exchange traded funds is the SPDR1, which has a market capitalization of just less than $100 billion. Preliminary findings from the exchanges indicate the SPDR, which tracks the S&P 500, and the E-Mini futures contract were highly converged until the E-Mini started to rebound and the SPDR continued to decline another percent. In fact, we also saw that some stocks in the S&P 500 dropped faster than either the futures or the SPDR, such as 3M, and that, through the rally, the SPDR ETF was more volatile than the E-Mini. The S&P 500 and Nasdaq 100 cash indices reported their bottoms in the 2:46 minute.
By 2:49, the ETFs on the E-Mini, Dow Jones and S&P 500 had rebounded. By 2:50, the broad-based equity indices had recovered to near their 2:30 levels.
Through our review, we have learned that there were about 250 participants in the S&P E-Mini futures contract during the timeframe the market sold off. Of the 250, we have more closely focused our examination to date on the top ten largest longs and top ten shorts. The vast majority of these traders traded on both sides of the market, meaning they both bought and sold during that period – acting, essentially, as liquidity providers. One of these accounts was using the E-Mini contract to hedge and only entered orders to sell. That trader entered the market at around 2:32 and finished trading by around 2:51. The trader had a short futures position that represented on average nine percent of the volume traded during that period. The trader sold on the way down and continued to do so even as the price level recovered. This trader and others have executed hedging strategies of similar size previously.

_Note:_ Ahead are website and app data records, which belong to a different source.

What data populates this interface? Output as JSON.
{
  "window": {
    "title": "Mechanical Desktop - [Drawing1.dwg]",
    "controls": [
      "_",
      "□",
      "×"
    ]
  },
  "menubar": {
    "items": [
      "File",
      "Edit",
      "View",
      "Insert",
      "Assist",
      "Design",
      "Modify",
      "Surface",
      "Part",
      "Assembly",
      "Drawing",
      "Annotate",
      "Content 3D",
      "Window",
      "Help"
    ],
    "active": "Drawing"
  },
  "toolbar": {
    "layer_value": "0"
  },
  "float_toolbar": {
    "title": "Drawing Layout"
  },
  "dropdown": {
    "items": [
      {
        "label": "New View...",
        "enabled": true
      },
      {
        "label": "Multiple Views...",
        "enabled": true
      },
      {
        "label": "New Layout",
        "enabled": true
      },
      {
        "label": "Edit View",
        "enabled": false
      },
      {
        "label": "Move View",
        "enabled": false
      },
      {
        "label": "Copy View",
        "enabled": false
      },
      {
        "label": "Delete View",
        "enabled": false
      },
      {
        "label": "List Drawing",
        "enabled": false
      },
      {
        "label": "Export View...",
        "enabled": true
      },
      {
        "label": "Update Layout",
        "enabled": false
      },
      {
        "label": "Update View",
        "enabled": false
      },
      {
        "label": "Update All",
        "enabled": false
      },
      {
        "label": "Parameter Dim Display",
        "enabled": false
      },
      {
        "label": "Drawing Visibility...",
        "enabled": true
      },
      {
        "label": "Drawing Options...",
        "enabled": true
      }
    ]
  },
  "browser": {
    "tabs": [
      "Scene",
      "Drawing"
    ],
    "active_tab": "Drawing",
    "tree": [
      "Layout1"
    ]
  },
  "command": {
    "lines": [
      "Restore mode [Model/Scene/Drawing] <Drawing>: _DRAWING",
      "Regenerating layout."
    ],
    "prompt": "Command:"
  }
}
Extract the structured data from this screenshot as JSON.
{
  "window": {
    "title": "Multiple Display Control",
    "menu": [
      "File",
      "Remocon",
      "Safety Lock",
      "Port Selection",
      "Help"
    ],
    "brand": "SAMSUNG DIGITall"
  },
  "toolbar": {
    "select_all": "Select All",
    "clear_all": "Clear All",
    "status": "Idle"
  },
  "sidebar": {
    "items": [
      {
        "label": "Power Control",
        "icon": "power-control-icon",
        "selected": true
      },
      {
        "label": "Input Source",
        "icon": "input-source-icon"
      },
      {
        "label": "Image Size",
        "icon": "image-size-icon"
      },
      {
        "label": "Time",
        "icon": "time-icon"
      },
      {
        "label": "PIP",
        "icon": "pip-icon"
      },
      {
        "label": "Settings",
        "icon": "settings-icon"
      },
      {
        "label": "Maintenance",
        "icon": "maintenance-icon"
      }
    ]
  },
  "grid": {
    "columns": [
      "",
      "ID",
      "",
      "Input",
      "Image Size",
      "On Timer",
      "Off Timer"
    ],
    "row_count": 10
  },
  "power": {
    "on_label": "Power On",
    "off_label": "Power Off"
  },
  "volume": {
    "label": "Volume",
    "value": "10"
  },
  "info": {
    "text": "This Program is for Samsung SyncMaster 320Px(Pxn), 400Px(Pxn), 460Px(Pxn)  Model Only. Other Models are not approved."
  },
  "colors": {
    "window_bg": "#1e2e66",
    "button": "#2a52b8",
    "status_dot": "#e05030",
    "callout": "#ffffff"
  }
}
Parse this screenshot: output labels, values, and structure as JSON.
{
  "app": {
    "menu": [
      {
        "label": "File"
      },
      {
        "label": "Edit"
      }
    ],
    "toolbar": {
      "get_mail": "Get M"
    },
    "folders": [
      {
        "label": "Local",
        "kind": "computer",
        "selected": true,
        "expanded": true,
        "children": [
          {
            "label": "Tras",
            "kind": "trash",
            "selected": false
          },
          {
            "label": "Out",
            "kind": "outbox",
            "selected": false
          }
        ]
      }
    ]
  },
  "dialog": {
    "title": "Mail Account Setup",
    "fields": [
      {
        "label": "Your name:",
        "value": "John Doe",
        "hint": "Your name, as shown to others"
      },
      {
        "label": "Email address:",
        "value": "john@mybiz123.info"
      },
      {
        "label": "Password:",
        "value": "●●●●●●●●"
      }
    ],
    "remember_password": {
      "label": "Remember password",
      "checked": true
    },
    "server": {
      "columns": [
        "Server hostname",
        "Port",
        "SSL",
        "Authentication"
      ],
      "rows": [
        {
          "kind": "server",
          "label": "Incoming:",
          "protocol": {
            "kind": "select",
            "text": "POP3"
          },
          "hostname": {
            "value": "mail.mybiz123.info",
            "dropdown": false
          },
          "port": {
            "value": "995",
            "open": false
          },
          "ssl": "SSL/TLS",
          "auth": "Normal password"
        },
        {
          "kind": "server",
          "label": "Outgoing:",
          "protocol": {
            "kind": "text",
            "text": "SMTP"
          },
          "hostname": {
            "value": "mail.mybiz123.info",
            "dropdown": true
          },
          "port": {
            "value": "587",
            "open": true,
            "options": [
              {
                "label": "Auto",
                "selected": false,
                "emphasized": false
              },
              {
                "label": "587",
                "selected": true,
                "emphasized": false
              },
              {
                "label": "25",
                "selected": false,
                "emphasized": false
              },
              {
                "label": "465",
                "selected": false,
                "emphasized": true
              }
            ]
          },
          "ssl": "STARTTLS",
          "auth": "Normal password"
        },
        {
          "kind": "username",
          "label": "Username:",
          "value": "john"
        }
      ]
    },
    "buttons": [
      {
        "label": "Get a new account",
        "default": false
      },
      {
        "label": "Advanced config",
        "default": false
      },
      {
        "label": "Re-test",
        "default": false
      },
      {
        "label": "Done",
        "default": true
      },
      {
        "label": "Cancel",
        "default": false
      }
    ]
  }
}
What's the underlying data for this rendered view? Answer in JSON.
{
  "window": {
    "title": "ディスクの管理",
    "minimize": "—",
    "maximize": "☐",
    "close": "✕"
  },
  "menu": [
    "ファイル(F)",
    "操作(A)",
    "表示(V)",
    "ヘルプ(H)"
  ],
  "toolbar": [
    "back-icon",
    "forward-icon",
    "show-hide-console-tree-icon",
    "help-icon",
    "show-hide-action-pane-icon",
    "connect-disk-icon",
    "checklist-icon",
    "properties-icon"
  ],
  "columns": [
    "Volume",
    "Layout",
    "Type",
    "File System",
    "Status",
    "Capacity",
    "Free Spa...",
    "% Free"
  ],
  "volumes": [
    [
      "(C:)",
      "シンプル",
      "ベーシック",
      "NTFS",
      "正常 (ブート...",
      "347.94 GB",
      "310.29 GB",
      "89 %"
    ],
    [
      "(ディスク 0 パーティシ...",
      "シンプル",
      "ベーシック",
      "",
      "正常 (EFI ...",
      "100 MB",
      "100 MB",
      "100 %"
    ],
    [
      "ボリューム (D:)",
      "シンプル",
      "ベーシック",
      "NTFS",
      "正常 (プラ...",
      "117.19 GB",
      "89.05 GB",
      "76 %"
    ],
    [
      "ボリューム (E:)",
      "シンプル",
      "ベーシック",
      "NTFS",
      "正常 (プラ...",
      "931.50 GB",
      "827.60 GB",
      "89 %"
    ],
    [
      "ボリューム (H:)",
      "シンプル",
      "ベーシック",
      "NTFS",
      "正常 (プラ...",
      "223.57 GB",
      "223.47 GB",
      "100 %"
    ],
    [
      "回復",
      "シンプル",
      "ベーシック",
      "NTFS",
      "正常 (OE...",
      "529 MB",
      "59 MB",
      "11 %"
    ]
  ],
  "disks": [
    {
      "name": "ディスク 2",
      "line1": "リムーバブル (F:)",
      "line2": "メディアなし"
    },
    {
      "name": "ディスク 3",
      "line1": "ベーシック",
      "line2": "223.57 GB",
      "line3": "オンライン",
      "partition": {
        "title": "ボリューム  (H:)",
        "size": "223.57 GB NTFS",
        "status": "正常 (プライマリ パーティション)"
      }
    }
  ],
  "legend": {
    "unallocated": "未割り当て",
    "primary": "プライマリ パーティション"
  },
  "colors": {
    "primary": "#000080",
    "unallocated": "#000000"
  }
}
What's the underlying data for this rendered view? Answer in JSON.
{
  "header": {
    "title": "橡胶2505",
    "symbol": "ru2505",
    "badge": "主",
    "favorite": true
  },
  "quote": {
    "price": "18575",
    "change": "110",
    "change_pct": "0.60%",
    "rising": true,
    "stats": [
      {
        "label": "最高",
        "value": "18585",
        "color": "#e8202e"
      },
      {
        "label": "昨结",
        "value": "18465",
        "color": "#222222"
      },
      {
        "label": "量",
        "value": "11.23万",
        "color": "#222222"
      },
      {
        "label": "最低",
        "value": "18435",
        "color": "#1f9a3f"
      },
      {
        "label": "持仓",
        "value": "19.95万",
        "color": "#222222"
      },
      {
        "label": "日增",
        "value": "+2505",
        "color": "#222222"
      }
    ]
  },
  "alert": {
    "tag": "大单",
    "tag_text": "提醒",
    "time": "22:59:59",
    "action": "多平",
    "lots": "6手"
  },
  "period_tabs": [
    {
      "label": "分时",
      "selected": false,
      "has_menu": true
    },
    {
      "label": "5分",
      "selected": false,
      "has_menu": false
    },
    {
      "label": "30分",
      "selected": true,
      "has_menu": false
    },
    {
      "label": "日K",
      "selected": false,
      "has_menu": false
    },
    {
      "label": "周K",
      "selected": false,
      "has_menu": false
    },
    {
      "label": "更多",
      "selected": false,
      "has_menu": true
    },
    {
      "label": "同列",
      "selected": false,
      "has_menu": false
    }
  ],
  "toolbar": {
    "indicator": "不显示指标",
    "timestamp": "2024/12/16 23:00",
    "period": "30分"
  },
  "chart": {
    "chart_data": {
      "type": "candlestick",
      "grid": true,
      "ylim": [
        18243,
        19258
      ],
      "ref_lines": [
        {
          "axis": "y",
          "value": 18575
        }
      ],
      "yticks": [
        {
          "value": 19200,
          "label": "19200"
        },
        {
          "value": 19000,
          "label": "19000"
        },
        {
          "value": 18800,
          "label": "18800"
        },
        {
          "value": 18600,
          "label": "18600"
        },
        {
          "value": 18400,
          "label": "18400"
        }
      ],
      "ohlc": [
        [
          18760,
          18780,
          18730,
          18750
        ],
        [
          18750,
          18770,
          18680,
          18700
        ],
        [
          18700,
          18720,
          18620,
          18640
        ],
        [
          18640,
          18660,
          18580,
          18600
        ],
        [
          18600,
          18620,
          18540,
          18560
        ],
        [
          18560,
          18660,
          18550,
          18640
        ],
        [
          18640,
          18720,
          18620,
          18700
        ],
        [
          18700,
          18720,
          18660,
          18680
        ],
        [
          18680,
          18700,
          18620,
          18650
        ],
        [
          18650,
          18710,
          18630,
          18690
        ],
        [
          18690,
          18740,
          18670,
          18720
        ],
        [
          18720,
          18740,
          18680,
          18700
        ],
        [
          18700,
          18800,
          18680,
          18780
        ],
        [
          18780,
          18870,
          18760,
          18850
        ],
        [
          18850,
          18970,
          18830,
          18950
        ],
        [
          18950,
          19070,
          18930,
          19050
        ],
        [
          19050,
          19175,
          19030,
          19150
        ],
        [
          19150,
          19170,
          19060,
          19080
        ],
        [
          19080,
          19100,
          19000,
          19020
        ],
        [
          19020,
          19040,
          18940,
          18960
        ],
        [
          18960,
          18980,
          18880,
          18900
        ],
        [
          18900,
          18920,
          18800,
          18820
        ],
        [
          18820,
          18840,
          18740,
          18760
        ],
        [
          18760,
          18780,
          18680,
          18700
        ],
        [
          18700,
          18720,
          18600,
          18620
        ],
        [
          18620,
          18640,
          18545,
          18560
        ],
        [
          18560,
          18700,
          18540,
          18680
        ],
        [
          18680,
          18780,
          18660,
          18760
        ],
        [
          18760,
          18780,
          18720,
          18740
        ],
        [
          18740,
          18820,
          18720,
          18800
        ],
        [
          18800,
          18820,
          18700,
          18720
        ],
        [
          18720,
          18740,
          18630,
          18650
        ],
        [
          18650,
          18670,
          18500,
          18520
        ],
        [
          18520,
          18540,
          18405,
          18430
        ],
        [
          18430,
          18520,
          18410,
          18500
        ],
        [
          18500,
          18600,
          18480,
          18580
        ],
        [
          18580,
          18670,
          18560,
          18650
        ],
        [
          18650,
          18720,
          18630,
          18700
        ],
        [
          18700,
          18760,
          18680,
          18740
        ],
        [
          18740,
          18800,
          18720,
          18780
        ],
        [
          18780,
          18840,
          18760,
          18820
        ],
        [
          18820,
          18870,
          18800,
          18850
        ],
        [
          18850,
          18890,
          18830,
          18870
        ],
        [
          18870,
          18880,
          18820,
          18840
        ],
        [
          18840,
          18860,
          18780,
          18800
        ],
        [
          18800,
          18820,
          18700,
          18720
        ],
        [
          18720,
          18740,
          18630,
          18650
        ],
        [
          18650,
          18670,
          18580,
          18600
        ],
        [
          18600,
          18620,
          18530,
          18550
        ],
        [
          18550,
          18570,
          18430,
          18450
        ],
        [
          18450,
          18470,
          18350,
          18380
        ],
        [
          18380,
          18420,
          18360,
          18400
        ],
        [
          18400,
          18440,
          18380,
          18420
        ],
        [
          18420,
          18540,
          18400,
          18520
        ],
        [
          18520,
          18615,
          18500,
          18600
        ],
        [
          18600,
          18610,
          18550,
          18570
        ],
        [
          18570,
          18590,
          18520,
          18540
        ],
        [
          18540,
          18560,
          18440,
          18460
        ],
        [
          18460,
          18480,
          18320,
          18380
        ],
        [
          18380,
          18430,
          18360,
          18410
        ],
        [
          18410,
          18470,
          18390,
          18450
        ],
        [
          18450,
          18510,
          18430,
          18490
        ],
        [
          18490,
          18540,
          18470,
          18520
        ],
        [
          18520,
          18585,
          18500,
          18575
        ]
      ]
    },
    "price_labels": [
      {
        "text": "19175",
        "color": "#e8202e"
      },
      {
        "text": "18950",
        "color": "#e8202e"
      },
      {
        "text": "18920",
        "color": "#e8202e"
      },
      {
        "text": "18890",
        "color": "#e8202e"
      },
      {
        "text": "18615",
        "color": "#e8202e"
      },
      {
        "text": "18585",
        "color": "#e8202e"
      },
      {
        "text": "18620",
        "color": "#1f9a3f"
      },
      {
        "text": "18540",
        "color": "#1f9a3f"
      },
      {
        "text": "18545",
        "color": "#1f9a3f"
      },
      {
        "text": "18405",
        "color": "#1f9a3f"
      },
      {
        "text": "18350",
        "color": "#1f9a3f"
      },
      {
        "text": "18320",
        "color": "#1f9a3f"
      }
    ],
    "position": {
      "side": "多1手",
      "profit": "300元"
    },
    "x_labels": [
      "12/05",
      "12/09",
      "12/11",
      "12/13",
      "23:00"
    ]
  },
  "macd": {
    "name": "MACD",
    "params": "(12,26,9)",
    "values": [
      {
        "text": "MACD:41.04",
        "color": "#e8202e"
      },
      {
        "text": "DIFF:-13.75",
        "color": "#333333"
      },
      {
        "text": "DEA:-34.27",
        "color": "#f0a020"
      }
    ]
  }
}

Exchanges and market participants have stated their belief that it is unlikely that a “fat finger” mistake caused the heavy volatility of May 6. To date the CFTC staff review produced no evidence indicating that a “fat finger” was the catalyst.
Despite high volatility, the clearing and settlement for trading that took place on May 6 at CME and ICE US worked effectively and without incident, including the movement of funds that took place during the intra-day settlement cycle. The amount that the CME collected and paid to its clearing members as a result of the mark-to-market calculation for all CME contracts was slightly more than $4 billion; the amount collected and paid by ICE US to its clearing members was approximately $750 million. All margin calls were met on time, although there were no intra-day margin calls during the price spike. Clearing and settlement for trading that took place on CME and ICE US on Friday, May 7, 2010, also worked well.
Review by the CFTC in Coordination with the SEC
Since Thursday, the CFTC and the SEC have been actively coordinating efforts to review that day's unusual market activity. The agencies' market oversight and trading divisions have been in regular communication, exchanging insights, ideas and expertise.
This morning, the CFTC and SEC jointly announced the formation of a CFTC-SEC Advisory Committee on Emerging Regulatory Issues, which was proposed last fall as part of the SEC-CFTC Harmonization report. The Committee will take up as its first task a formal review of the events of last Thursday and make recommendations as appropriate. The Joint Advisory Committee, made up of market practitioners, academics and former regulators, will begin meeting shortly and will issue its review as soon as possible. The staff of the CFTC and SEC will provide to the Committee and Congress joint preliminary findings regarding last Thursday’s market events on Monday.
Independent from Thursday’s events, the CFTC currently is considering the implications of co-location and high-frequency trading. We also are considering a rule related to account identification so that the CFTC can collect better and more-detailed information on each trader in the futures markets.
Last Thursday’s events remind us of the need for one of the critical components of financial reform: bringing transparency to the over-the-counter derivatives markets so that regulators can also see what occurred in those markets.
I thank you again for inviting me to testify today. I look forward to your questions.